Employers also regard achievement in the Honors Scholar Program very highly. Not only is it indication of a vigorous intellect, but it also indicates that a potential employee has the proven ability to undertake a large project and to persevere over four semester to its successful conclusion. This process is consistent with long-term achievement in the business world, and is a strong credential for students who choose to enter a career at graduation. And for graduates who choose both to be gainfully employed and to continue their educations on a continuing education basis, the Scholar Program is a double advantage!
And what's with the strange spelling of alumni/ae?
Well, its one of those academic language things. Alumnus is the masculine singular form of a Latin word (as designated by the -us ending) meaning a man who has completed a training or learning program, and alumna (with the -a ending) is the feminine singular form. So the correct way to address a male graduate is as an alumnus, and a female graduate as an alumna. In parallel fashion, the plural forms are alumni and alumnae (both generally mispronounced), and the shorthand way of including both men and women is by conjoining the endings into alumni/ae. Some folks think this is a bit awkward, but one merit lies in the full acknowledgement of both women and men, which is what ought to be, and in these times of text messaging, u cnt hv 2 mny cmplnts. lol.
How does the Honors Scholar Program relate to CLAC?
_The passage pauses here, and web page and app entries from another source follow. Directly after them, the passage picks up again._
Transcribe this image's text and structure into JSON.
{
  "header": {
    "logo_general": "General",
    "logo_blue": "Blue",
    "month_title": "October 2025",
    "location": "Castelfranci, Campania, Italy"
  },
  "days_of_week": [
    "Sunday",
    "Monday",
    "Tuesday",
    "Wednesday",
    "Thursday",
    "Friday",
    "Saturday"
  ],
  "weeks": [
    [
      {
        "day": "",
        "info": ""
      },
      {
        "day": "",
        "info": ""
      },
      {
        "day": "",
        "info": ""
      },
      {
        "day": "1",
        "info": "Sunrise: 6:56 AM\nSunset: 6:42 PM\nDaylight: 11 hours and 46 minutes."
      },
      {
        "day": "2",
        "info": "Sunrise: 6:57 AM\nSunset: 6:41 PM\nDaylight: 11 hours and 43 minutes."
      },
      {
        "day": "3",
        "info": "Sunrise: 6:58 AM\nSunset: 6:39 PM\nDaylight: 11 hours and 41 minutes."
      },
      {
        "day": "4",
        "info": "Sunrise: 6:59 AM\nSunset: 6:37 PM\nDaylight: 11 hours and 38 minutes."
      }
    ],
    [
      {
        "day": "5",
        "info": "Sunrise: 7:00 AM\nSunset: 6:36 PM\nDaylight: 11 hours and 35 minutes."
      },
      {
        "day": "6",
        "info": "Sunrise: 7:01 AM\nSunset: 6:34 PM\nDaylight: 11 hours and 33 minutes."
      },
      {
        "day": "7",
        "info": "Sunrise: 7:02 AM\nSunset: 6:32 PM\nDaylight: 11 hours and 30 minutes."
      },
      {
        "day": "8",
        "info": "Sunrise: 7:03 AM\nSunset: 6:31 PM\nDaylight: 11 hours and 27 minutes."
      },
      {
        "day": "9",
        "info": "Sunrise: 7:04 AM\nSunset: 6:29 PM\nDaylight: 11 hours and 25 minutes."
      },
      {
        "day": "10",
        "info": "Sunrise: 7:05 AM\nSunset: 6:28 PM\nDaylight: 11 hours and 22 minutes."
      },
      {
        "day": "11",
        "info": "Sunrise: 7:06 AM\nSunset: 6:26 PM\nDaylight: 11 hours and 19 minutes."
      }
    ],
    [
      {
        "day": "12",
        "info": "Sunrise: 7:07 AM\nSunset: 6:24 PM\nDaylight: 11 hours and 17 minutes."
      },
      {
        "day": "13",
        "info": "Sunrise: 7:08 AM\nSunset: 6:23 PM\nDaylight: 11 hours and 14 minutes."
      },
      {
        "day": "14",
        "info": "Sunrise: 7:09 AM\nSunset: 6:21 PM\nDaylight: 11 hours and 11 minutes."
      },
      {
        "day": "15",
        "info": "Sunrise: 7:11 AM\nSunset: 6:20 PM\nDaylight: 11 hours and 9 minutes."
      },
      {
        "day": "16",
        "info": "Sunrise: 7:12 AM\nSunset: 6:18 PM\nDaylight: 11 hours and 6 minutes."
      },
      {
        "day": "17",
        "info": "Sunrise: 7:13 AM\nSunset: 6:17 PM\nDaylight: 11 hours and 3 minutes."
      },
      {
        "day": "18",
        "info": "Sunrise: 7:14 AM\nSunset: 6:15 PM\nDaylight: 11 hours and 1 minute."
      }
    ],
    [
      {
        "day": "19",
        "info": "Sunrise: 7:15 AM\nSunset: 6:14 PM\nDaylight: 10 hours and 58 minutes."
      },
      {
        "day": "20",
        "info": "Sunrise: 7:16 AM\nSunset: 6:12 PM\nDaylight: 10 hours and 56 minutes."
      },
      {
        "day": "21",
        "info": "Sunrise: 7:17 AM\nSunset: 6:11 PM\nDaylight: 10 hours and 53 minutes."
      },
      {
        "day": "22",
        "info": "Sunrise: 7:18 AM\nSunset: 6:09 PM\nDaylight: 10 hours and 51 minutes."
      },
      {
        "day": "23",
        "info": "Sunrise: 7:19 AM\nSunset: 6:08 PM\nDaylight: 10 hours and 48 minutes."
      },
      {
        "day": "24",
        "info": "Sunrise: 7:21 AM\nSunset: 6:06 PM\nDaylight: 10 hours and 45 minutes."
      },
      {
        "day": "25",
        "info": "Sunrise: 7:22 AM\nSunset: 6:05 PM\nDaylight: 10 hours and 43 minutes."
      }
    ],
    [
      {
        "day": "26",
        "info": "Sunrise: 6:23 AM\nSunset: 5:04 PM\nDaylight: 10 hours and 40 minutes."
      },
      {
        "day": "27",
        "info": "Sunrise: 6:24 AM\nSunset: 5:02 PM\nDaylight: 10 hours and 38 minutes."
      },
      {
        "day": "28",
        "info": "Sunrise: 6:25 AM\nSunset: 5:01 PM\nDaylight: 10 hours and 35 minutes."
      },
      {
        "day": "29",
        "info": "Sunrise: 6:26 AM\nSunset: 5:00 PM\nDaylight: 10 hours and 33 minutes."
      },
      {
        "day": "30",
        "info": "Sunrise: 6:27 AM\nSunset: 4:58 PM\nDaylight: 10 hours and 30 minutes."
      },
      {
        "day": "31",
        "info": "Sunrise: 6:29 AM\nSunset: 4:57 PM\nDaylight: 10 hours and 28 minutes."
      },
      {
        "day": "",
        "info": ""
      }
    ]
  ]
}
For students who need to fulfill the requirements of CLAC II, the twelve credits of the Scholar Program satisfy the twelve credits required in the first section. In every instance, all twelve credits apply to the total of 120 credits needed to graduate.
How can I access the Honors Scholar Handbook?
The Handbook describes various details and historical tidbits that may be of interest to you. You may access it online here (PDF).
For more information, please feel free to contact Dr. Peter Hainer at email@example.com or (617) 333-2184.